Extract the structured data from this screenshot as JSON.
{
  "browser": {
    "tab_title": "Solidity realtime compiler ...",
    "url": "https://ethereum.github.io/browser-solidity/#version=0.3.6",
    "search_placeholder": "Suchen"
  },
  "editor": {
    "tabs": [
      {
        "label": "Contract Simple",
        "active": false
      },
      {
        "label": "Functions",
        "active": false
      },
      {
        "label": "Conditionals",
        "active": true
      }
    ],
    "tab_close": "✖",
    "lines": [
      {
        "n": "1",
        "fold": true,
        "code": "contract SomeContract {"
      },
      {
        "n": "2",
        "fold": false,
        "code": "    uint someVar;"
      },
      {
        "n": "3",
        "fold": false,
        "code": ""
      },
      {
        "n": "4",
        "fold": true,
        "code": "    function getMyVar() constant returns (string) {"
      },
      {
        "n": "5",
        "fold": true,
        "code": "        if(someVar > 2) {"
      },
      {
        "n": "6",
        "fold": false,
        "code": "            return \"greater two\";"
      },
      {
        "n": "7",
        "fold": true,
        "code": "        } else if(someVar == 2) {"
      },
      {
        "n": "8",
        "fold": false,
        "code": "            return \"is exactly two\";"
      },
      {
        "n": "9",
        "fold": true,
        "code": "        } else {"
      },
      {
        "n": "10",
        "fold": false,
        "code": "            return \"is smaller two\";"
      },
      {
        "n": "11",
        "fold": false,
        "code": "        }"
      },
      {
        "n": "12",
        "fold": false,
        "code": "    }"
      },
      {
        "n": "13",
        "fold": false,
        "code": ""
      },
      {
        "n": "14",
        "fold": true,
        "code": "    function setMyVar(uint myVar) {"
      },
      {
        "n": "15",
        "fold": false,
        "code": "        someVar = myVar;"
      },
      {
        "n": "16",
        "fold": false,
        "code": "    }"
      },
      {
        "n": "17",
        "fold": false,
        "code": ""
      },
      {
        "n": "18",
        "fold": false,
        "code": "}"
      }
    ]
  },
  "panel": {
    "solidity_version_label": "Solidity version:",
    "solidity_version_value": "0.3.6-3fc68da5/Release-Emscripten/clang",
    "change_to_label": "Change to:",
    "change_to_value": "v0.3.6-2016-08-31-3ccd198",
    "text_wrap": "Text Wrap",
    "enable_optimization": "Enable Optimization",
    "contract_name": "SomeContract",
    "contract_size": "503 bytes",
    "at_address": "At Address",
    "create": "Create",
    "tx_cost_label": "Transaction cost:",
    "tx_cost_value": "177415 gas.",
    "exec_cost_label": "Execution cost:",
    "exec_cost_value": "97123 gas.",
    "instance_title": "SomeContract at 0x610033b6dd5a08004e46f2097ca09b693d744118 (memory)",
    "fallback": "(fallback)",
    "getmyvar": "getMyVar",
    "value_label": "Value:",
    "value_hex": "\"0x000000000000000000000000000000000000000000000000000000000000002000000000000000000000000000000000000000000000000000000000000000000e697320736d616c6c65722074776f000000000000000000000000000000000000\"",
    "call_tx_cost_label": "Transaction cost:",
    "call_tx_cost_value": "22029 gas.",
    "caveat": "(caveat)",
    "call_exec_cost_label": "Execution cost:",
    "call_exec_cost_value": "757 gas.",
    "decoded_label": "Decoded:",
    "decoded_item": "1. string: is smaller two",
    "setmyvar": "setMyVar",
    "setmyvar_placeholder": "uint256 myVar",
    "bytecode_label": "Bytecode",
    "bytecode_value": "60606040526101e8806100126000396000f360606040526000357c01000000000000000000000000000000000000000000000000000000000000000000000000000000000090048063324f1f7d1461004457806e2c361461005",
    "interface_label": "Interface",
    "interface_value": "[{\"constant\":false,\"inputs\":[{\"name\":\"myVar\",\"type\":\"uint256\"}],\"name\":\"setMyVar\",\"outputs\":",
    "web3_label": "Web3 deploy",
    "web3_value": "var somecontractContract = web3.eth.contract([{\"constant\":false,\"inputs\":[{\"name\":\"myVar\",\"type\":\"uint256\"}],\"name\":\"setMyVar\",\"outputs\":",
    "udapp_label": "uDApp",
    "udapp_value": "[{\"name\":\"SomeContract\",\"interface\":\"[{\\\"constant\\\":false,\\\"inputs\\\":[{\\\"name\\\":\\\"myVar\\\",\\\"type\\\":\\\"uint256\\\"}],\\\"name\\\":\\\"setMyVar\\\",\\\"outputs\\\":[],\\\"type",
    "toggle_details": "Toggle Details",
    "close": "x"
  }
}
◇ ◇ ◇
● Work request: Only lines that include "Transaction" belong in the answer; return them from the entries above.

● Response box:
    "tx_cost_label": "Transaction cost:",
    "call_tx_cost_label": "Transaction cost:",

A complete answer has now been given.